The BC Steering Committee and the co-development of the BC FNCL Agenda will be held in a safe, mutually respectful, shared, and collaborative space known as an Ethical Space. The application of Ethical Space will ensure the goals of the BC FNCL Agenda are achieved while honoring distinct First Nations and Western knowledge systems throughout the process. The inclusion of, and active support for, First Nations knowledge systems along with Western knowledge systems in the BC FNCL Agenda will produce outcomes that are conducive to both rights and title-holders and federal officials. Though very diverse in nature, First Nations knowledge systems are often embedded in place, the land, language, stories, histories, and legal traditions, which will provide essential perspectives in the BC FNCL Agenda to promote self-determination and First Nations-informed climate action.
Legacy of Colonization and Land Dispossession:
The development of the BC FNCL Agenda will be informed by and will contribute to remedying the legacy of colonization and the resulting socio-economic conditions, historical underfunding of First Nations, and dispossession of First Nation lands. At the same time, participants understand that the scope of the initiative, and any solutions that may ensue, will be primarily targeted at addressing climate change and its adverse impacts on First Nations’ wellbeing.
Direct Engagement with Rights and Title-holders:
While improvements to First Nations’ well-being in relation to climate change are expected to flow indirectly from the development of the BC FNCL Agenda, the unrestricted participation of rights and title-holders is understood to be a prerequisite for success.
To collaborate with each other and work effectively, the BC Steering Committee and chairs must be transparent in the process provide clear information and from the outset. Ensuring that roles and responsibilities are clearly communicated so BC Steering Committee members can be accountable for collective and individual decisions and outcomes.
Clear, concise and consensus-based recommendations will ensure the best possible outcomes for the co-development process.
Trust and Confidentiality:
The meetings and content discussed at the BC Steering Committee meetings are confidential. The reports will remain confidential, including the findings and recommendations, until they are publicly available. The viewpoints and insights shared by the BC Steering Committee members are confidential and should be shared with documented permission and shared approval from the BC Steering Committee meetings. Developing a high-trust environment will allow for more effective discussions and strengthen the process.

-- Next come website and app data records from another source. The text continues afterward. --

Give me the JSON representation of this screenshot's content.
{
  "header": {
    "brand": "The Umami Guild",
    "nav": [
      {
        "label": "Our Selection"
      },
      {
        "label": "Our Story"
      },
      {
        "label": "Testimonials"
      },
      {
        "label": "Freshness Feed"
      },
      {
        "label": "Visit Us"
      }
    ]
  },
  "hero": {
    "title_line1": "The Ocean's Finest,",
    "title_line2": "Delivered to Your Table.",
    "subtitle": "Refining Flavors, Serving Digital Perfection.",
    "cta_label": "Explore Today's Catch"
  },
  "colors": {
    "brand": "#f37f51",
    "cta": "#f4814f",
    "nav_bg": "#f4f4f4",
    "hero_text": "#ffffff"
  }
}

Members should contribute actively and meaningfully to the BC Steering Committee discussions. Members are expected to read supporting documents and attend meetings prepared and ready to contribute. Each member should ensure space for everyone to share their viewpoints and perspectives free of judgment.
Members must acknowledge First Nations' worldviews in solving the climate crisis and recognize that all living things are interconnected.